Deborah Pratt, seen here competing at the 2022 U.S. Oyster Shucking Championship. Photo courtesy of George Hurlburt

Oyster Shucking “Superstar” Honored in Va. State Legislature

The pride of Virginia’s competitive oyster shucking scene, the nationally-recognized Deborah Pratt, was honored this legislative session for her contributions to the oyster industry.

The Virginia House of Delegates unanimously approved House Resolution 320 in February honoring Deborah Pratt for a life-time of shucking oysters and representing the Virginia seafood industry as a world class oyster shucker.

Virginia State delegate Keith Hodges presented the resolution for approval on the house floor as he introduced Pratt who was standing in the balcony. He introduced her has a “Super Star of Oyster Shuckers” and an icon in the oyster shucking world.

Pratt follows a long tradition of oyster shucking that has been evolving since the 19th century. Baltimore and Maryland shucking houses used European immigrants as shuckers. Through the 19th and early 20th centuries African American men shucked in the oyster stalls of Virginia shucking houses. Sometime in the early to mid-20th century, African American women began to take over the rank and file of Virginia oyster shuckers.    

Pratt grew-up in Middlesex County on the banks of the Rappahannock River near some of the most fertile oyster grounds in the United States. Her father, mother and sister were all professional shuckers. Her father and mother met in a shucking house. She first learned to shuck oysters by watching her sister Clementine Macon open oysters in their backyard. 

Pratt has represented the State of Virginia and Urbanna Oyster Festival numerous times at the U. S. Oyster Festival’s national oyster shucking competition in St. Mary’s County, Maryland.

She has also represented the United States four times at the Oyster Shucking World Championship in Galway, Ireland. She finished second in the world in 1997 and third in 1994. She is one of only two Virginia women shuckers to ever place in the top three at the international world competition.

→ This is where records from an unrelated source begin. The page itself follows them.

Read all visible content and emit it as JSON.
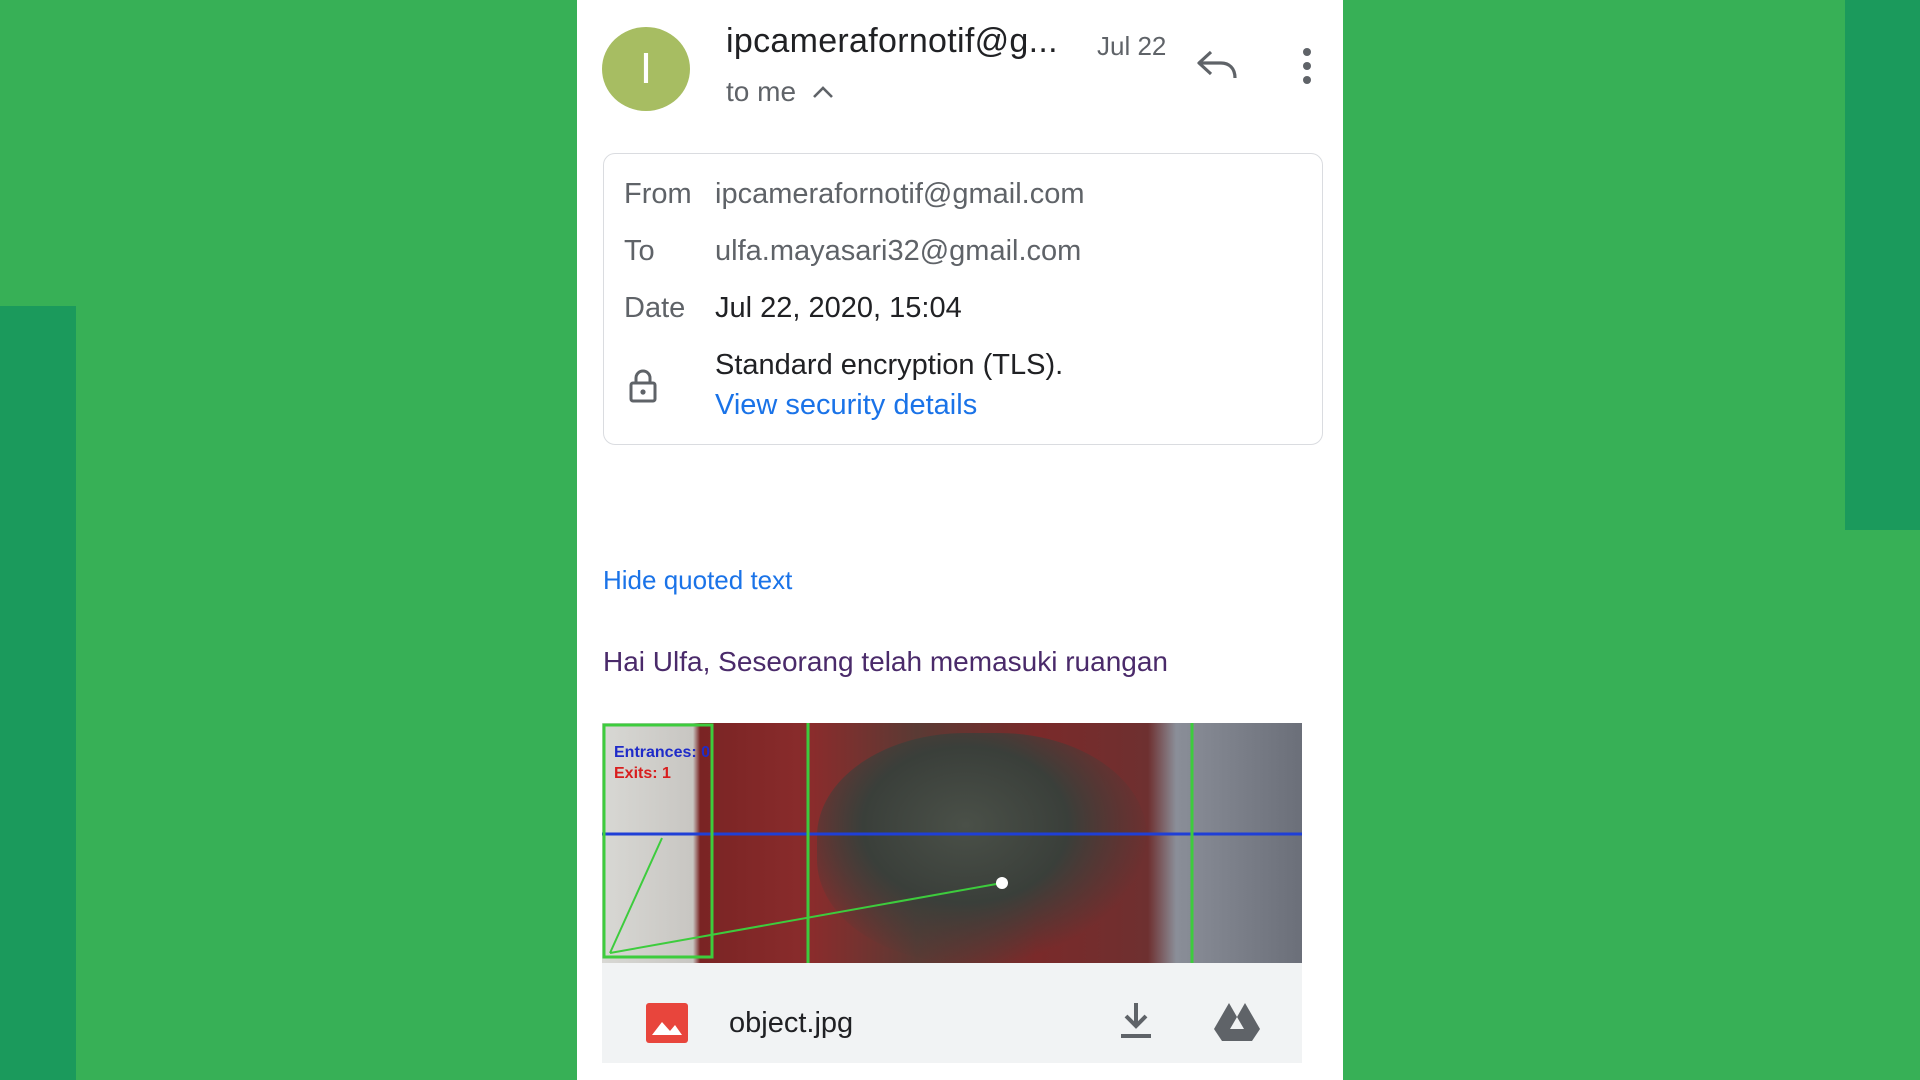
{
  "header": {
    "avatar_letter": "I",
    "sender": "ipcamerafornotif@g...",
    "date": "Jul 22",
    "recipient": "to me"
  },
  "details": {
    "from_label": "From",
    "from_value": "ipcamerafornotif@gmail.com",
    "to_label": "To",
    "to_value": "ulfa.mayasari32@gmail.com",
    "date_label": "Date",
    "date_value": "Jul 22, 2020, 15:04",
    "encryption": "Standard encryption (TLS).",
    "security_link": "View security details"
  },
  "body": {
    "hide_quoted": "Hide quoted text",
    "message": "Hai Ulfa, Seseorang telah memasuki ruangan"
  },
  "attachment": {
    "image_entrances_text": "Entrances: 0",
    "image_exits_text": "Exits: 1",
    "filename": "object.jpg"
  },
  "colors": {
    "background": "#37b056",
    "accent_dark_green": "#1b9a5c",
    "link_blue": "#1a73e8",
    "avatar": "#a7bd62",
    "attachment_icon_red": "#e8453c"
  },
  "icons": {
    "reply": "reply-icon",
    "more": "more-vert-icon",
    "chevron": "chevron-up-icon",
    "lock": "lock-icon",
    "image": "image-icon",
    "download": "download-icon",
    "drive": "drive-icon"
  }
}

The only other Virginian to place in the world title competition in Ireland was Sara Hammond, who finished third in 1984.

Seafood industry representatives went with Deborah Pratt to Richmond where she was honored for her world-class shucking. From left, J. C. Hudgins, president of the Virginia Watermen’s Association; Kim Huskey of the Virginia Seafood Council; Pratt; Mike Oesterling, Executive Director of the Virginia Shellfish Association; Mike Hutt, Executive Director of the Virginia Marine Products Board; and Tolar Nolley, owner of Oysters For Life. (Contributed photo)

Pratt was the cover girl for several years for the “Virginia is For Lovers” campaign where her photo was taken riding an oyster to promote state tourism.

Hodges told Virginia lawmakers that Pratt and her sister Clementine can shuck two dozen oysters each in less than three minutes and that is about 7.5 seconds for an oyster.  “You cannot eat them that fast,” said Hodges, to laughter on the House floor.

Hodges said Pratt has been a star at the annual Richmond Folklife Festival in the Oyster Smackdown portion of the festival and it has become one of the biggest draws at the event.

At the conclusion, Pratt received an unanimous vote from House delegates and a standing ovation from state representatives from across Virginia.

-Larry Chowning